Material supplied:
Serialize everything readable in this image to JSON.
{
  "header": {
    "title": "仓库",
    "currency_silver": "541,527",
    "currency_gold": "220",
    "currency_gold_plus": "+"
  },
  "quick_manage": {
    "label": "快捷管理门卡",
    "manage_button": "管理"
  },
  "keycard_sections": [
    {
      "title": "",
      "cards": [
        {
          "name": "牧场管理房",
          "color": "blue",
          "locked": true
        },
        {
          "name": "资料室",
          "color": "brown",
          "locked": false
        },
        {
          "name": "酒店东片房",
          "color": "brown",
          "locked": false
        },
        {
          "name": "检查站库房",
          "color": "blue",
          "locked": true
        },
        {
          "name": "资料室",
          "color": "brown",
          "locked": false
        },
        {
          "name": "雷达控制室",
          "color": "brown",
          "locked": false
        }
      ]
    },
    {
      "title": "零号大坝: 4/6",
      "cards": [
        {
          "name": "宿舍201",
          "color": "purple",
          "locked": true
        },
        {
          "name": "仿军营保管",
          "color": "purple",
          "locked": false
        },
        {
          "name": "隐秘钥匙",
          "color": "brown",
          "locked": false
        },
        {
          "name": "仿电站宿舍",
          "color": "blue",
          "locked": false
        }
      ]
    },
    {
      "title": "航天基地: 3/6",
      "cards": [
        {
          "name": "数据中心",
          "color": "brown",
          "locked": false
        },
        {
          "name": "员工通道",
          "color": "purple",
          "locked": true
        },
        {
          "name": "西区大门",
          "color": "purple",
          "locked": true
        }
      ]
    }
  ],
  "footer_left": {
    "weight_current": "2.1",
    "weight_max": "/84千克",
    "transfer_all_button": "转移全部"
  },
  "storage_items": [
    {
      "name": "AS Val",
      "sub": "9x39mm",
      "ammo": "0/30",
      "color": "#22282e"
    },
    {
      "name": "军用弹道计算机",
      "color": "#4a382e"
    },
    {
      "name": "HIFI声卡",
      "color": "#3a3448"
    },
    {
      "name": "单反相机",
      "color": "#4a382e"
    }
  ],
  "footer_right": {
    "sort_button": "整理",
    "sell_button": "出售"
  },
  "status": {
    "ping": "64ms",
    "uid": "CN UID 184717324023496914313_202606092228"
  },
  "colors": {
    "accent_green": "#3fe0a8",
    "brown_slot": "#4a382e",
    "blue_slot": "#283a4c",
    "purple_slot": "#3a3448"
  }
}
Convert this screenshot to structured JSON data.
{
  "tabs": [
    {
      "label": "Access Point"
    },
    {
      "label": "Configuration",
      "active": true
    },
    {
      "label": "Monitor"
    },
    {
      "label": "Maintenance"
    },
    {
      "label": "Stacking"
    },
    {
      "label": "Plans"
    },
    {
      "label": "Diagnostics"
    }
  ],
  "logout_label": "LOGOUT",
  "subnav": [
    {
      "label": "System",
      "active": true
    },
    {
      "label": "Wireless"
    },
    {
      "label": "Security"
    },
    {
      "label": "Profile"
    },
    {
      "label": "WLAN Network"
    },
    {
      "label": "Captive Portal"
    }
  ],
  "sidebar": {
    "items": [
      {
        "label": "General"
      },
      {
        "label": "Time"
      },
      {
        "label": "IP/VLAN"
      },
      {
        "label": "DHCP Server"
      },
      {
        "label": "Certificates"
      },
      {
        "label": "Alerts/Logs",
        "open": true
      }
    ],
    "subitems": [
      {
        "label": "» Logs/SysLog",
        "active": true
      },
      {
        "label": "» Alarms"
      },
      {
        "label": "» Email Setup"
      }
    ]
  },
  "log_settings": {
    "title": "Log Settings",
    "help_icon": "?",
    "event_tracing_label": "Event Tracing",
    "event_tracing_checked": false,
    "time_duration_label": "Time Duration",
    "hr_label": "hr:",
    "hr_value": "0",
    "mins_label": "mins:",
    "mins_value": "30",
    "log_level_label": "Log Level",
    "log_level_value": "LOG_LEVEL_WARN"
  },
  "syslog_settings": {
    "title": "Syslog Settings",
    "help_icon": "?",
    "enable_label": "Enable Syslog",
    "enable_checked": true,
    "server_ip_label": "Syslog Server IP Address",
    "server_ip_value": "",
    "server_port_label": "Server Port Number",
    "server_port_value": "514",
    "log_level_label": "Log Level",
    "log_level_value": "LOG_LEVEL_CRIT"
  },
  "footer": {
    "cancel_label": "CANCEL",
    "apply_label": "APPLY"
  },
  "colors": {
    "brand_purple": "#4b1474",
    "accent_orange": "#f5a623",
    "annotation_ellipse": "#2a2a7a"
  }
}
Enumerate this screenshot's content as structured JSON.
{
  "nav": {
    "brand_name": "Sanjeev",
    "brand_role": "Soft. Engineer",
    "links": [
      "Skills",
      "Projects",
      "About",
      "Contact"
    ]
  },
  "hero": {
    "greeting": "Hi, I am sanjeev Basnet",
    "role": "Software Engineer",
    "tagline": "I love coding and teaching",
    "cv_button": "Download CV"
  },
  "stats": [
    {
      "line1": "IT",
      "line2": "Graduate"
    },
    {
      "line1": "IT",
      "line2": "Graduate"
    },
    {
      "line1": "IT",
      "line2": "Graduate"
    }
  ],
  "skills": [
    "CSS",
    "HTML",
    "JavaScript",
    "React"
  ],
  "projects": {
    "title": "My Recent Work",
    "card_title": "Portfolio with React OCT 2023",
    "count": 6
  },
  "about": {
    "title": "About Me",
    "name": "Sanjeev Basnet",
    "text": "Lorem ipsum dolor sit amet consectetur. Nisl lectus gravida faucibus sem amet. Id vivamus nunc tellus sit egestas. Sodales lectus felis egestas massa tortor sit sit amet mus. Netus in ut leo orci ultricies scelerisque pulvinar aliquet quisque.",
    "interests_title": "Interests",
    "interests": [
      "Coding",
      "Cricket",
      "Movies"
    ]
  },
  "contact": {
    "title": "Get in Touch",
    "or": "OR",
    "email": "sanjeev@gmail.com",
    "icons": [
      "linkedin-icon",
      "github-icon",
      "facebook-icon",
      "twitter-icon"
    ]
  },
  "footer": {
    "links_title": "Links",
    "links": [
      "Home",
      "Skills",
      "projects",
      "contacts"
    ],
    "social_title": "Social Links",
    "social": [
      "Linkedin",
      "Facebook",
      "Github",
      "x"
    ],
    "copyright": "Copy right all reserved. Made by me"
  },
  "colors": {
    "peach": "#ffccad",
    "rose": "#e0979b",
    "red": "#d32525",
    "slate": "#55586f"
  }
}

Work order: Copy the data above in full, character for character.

Expected answer:
Serialize everything readable in this image to JSON.
{
  "header": {
    "title": "仓库",
    "currency_silver": "541,527",
    "currency_gold": "220",
    "currency_gold_plus": "+"
  },
  "quick_manage": {
    "label": "快捷管理门卡",
    "manage_button": "管理"
  },
  "keycard_sections": [
    {
      "title": "",
      "cards": [
        {
          "name": "牧场管理房",
          "color": "blue",
          "locked": true
        },
        {
          "name": "资料室",
          "color": "brown",
          "locked": false
        },
        {
          "name": "酒店东片房",
          "color": "brown",
          "locked": false
        },
        {
          "name": "检查站库房",
          "color": "blue",
          "locked": true
        },
        {
          "name": "资料室",
          "color": "brown",
          "locked": false
        },
        {
          "name": "雷达控制室",
          "color": "brown",
          "locked": false
        }
      ]
    },
    {
      "title": "零号大坝: 4/6",
      "cards": [
        {
          "name": "宿舍201",
          "color": "purple",
          "locked": true
        },
        {
          "name": "仿军营保管",
          "color": "purple",
          "locked": false
        },
        {
          "name": "隐秘钥匙",
          "color": "brown",
          "locked": false
        },
        {
          "name": "仿电站宿舍",
          "color": "blue",
          "locked": false
        }
      ]
    },
    {
      "title": "航天基地: 3/6",
      "cards": [
        {
          "name": "数据中心",
          "color": "brown",
          "locked": false
        },
        {
          "name": "员工通道",
          "color": "purple",
          "locked": true
        },
        {
          "name": "西区大门",
          "color": "purple",
          "locked": true
        }
      ]
    }
  ],
  "footer_left": {
    "weight_current": "2.1",
    "weight_max": "/84千克",
    "transfer_all_button": "转移全部"
  },
  "storage_items": [
    {
      "name": "AS Val",
      "sub": "9x39mm",
      "ammo": "0/30",
      "color": "#22282e"
    },
    {
      "name": "军用弹道计算机",
      "color": "#4a382e"
    },
    {
      "name": "HIFI声卡",
      "color": "#3a3448"
    },
    {
      "name": "单反相机",
      "color": "#4a382e"
    }
  ],
  "footer_right": {
    "sort_button": "整理",
    "sell_button": "出售"
  },
  "status": {
    "ping": "64ms",
    "uid": "CN UID 184717324023496914313_202606092228"
  },
  "colors": {
    "accent_green": "#3fe0a8",
    "brown_slot": "#4a382e",
    "blue_slot": "#283a4c",
    "purple_slot": "#3a3448"
  }
}
Convert this screenshot to structured JSON data.
{
  "tabs": [
    {
      "label": "Access Point"
    },
    {
      "label": "Configuration",
      "active": true
    },
    {
      "label": "Monitor"
    },
    {
      "label": "Maintenance"
    },
    {
      "label": "Stacking"
    },
    {
      "label": "Plans"
    },
    {
      "label": "Diagnostics"
    }
  ],
  "logout_label": "LOGOUT",
  "subnav": [
    {
      "label": "System",
      "active": true
    },
    {
      "label": "Wireless"
    },
    {
      "label": "Security"
    },
    {
      "label": "Profile"
    },
    {
      "label": "WLAN Network"
    },
    {
      "label": "Captive Portal"
    }
  ],
  "sidebar": {
    "items": [
      {
        "label": "General"
      },
      {
        "label": "Time"
      },
      {
        "label": "IP/VLAN"
      },
      {
        "label": "DHCP Server"
      },
      {
        "label": "Certificates"
      },
      {
        "label": "Alerts/Logs",
        "open": true
      }
    ],
    "subitems": [
      {
        "label": "» Logs/SysLog",
        "active": true
      },
      {
        "label": "» Alarms"
      },
      {
        "label": "» Email Setup"
      }
    ]
  },
  "log_settings": {
    "title": "Log Settings",
    "help_icon": "?",
    "event_tracing_label": "Event Tracing",
    "event_tracing_checked": false,
    "time_duration_label": "Time Duration",
    "hr_label": "hr:",
    "hr_value": "0",
    "mins_label": "mins:",
    "mins_value": "30",
    "log_level_label": "Log Level",
    "log_level_value": "LOG_LEVEL_WARN"
  },
  "syslog_settings": {
    "title": "Syslog Settings",
    "help_icon": "?",
    "enable_label": "Enable Syslog",
    "enable_checked": true,
    "server_ip_label": "Syslog Server IP Address",
    "server_ip_value": "",
    "server_port_label": "Server Port Number",
    "server_port_value": "514",
    "log_level_label": "Log Level",
    "log_level_value": "LOG_LEVEL_CRIT"
  },
  "footer": {
    "cancel_label": "CANCEL",
    "apply_label": "APPLY"
  },
  "colors": {
    "brand_purple": "#4b1474",
    "accent_orange": "#f5a623",
    "annotation_ellipse": "#2a2a7a"
  }
}
Enumerate this screenshot's content as structured JSON.
{
  "nav": {
    "brand_name": "Sanjeev",
    "brand_role": "Soft. Engineer",
    "links": [
      "Skills",
      "Projects",
      "About",
      "Contact"
    ]
  },
  "hero": {
    "greeting": "Hi, I am sanjeev Basnet",
    "role": "Software Engineer",
    "tagline": "I love coding and teaching",
    "cv_button": "Download CV"
  },
  "stats": [
    {
      "line1": "IT",
      "line2": "Graduate"
    },
    {
      "line1": "IT",
      "line2": "Graduate"
    },
    {
      "line1": "IT",
      "line2": "Graduate"
    }
  ],
  "skills": [
    "CSS",
    "HTML",
    "JavaScript",
    "React"
  ],
  "projects": {
    "title": "My Recent Work",
    "card_title": "Portfolio with React OCT 2023",
    "count": 6
  },
  "about": {
    "title": "About Me",
    "name": "Sanjeev Basnet",
    "text": "Lorem ipsum dolor sit amet consectetur. Nisl lectus gravida faucibus sem amet. Id vivamus nunc tellus sit egestas. Sodales lectus felis egestas massa tortor sit sit amet mus. Netus in ut leo orci ultricies scelerisque pulvinar aliquet quisque.",
    "interests_title": "Interests",
    "interests": [
      "Coding",
      "Cricket",
      "Movies"
    ]
  },
  "contact": {
    "title": "Get in Touch",
    "or": "OR",
    "email": "sanjeev@gmail.com",
    "icons": [
      "linkedin-icon",
      "github-icon",
      "facebook-icon",
      "twitter-icon"
    ]
  },
  "footer": {
    "links_title": "Links",
    "links": [
      "Home",
      "Skills",
      "projects",
      "contacts"
    ],
    "social_title": "Social Links",
    "social": [
      "Linkedin",
      "Facebook",
      "Github",
      "x"
    ],
    "copyright": "Copy right all reserved. Made by me"
  },
  "colors": {
    "peach": "#ffccad",
    "rose": "#e0979b",
    "red": "#d32525",
    "slate": "#55586f"
  }
}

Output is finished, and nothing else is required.